It has been said that the two hardest problems in IT are caching, and naming things. When it comes to databases naming conventions. – extra care must be taken. Naming database tables, procedures and views consistently not only makes it easier to write auto generated code, it also helps relieve mental strain on the consumers of the database. While it may seem like a trivial amount of effort to code of query against a poorly, or inconsistently named schema – the amount of time you spend cursing over inconsistencies add up. This is time that is hard to quantify, because it is spread even over everyone that touches the database. Because the time is hard to quantify, the small effort required to eliminate it completely is often ignore. This is why it is important to establish a database naming convention early in every project.
Because database naming conventions are so important, I have started an initiative to maintain naming conventions for different database types.
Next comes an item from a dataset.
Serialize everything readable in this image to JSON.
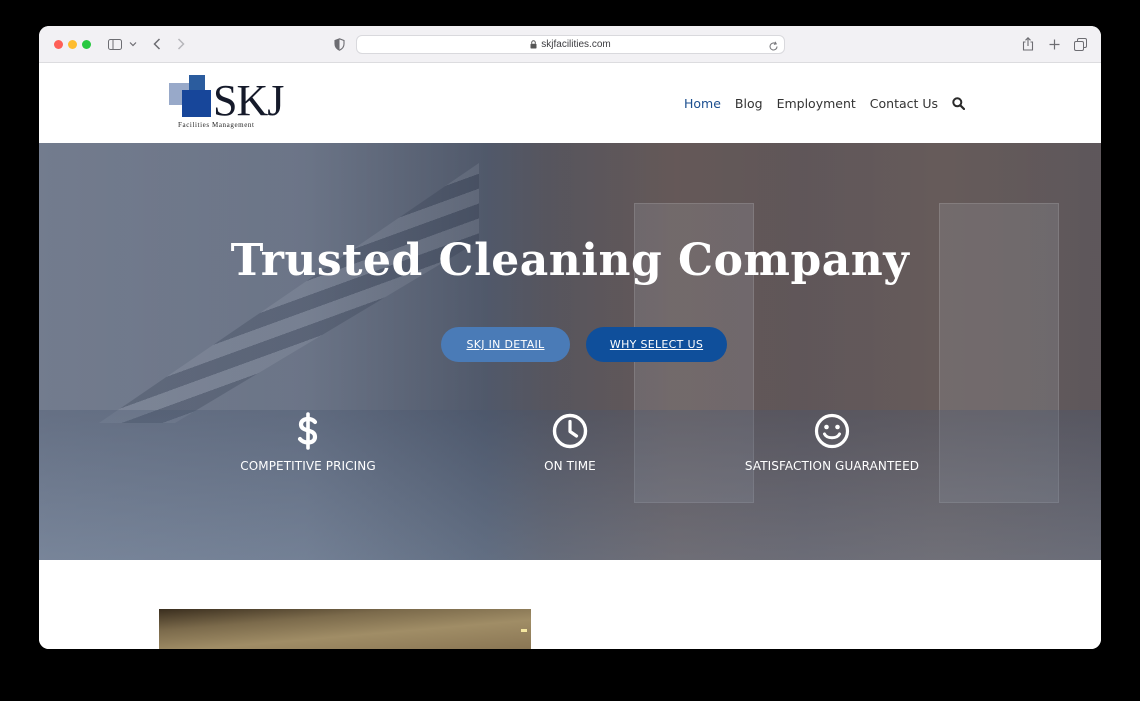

A single system will not fit everyone and there is a great amount of personal test involved. Because of this, I will be building varying conventions that fit different purposes. The things that are general, I will keep together.
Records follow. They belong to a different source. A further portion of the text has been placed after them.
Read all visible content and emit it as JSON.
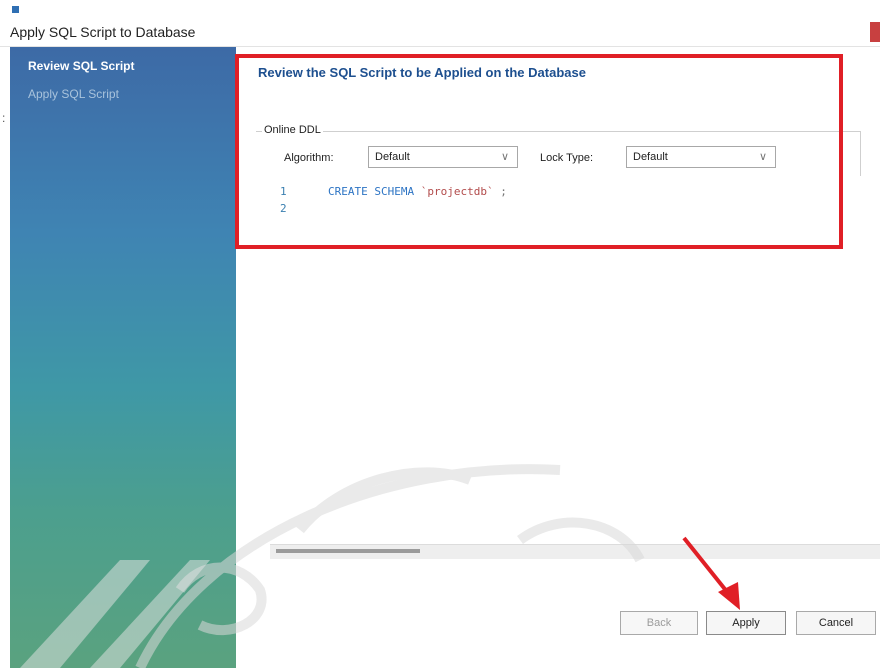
{
  "window": {
    "title": "Apply SQL Script to Database"
  },
  "sidebar": {
    "steps": [
      {
        "label": "Review SQL Script",
        "active": true
      },
      {
        "label": "Apply SQL Script",
        "active": false
      }
    ]
  },
  "main": {
    "heading": "Review the SQL Script to be Applied on the Database",
    "online_ddl": {
      "legend": "Online DDL",
      "algorithm_label": "Algorithm:",
      "algorithm_value": "Default",
      "lock_type_label": "Lock Type:",
      "lock_type_value": "Default"
    },
    "script_lines": [
      {
        "number": "1",
        "keyword": "CREATE SCHEMA",
        "identifier": "`projectdb`",
        "terminator": ";"
      },
      {
        "number": "2",
        "keyword": "",
        "identifier": "",
        "terminator": ""
      }
    ]
  },
  "buttons": {
    "back": "Back",
    "apply": "Apply",
    "cancel": "Cancel"
  },
  "colors": {
    "highlight_box": "#e01f26",
    "heading": "#1d4f8f",
    "keyword": "#2d74c4",
    "string": "#b24b4b"
  },
  "icons": {
    "chevron": "chevron-down-icon",
    "arrow": "red-arrow-annotation"
  }
}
Below are the current conventions I am working on:
- General Conventions – Rules that apply to every database
- Data Warehouse Conventions – Rules specific to data warehouses and BI systems
- OLTP Conventions – Not yet ready, naming conventions for OLTP systems.
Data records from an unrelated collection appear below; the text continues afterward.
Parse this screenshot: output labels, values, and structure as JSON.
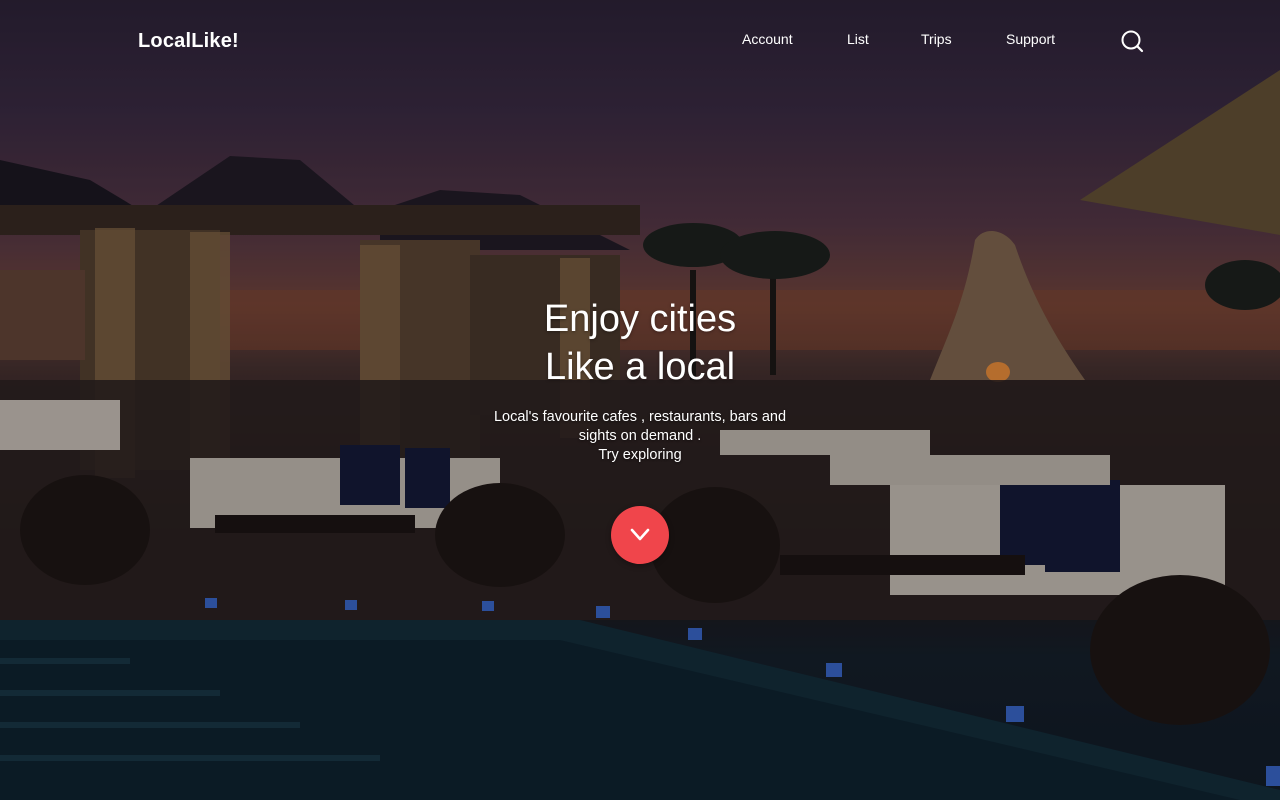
{
  "brand": {
    "name": "LocalLike!"
  },
  "nav": {
    "items": [
      {
        "label": "Account"
      },
      {
        "label": "List"
      },
      {
        "label": "Trips"
      },
      {
        "label": "Support"
      }
    ],
    "search_icon": "search-icon"
  },
  "hero": {
    "headline": "Enjoy cities",
    "subheadline": "Like a local",
    "tagline_line1": "Local's favourite cafes , restaurants, bars and",
    "tagline_line2": "sights on demand .",
    "tagline_line3": "Try exploring",
    "scroll_icon": "chevron-down-icon",
    "scroll_button_color": "#f0454b"
  },
  "colors": {
    "accent": "#f0454b",
    "text": "#ffffff"
  }
}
For every article here, I will try to balance out the arguments for and against each choice of naming. This gives consumers of this site a single place to keep track of the argumentation. If you have additions, please help me out by commenting on each page.
Conventions used in the Conventions
To make browsing easier, I have used the following rendering techniques.
Rules are written like this
Rejected alternative rules are written like this
The reason the rule has been rejected will be described under each rejected rule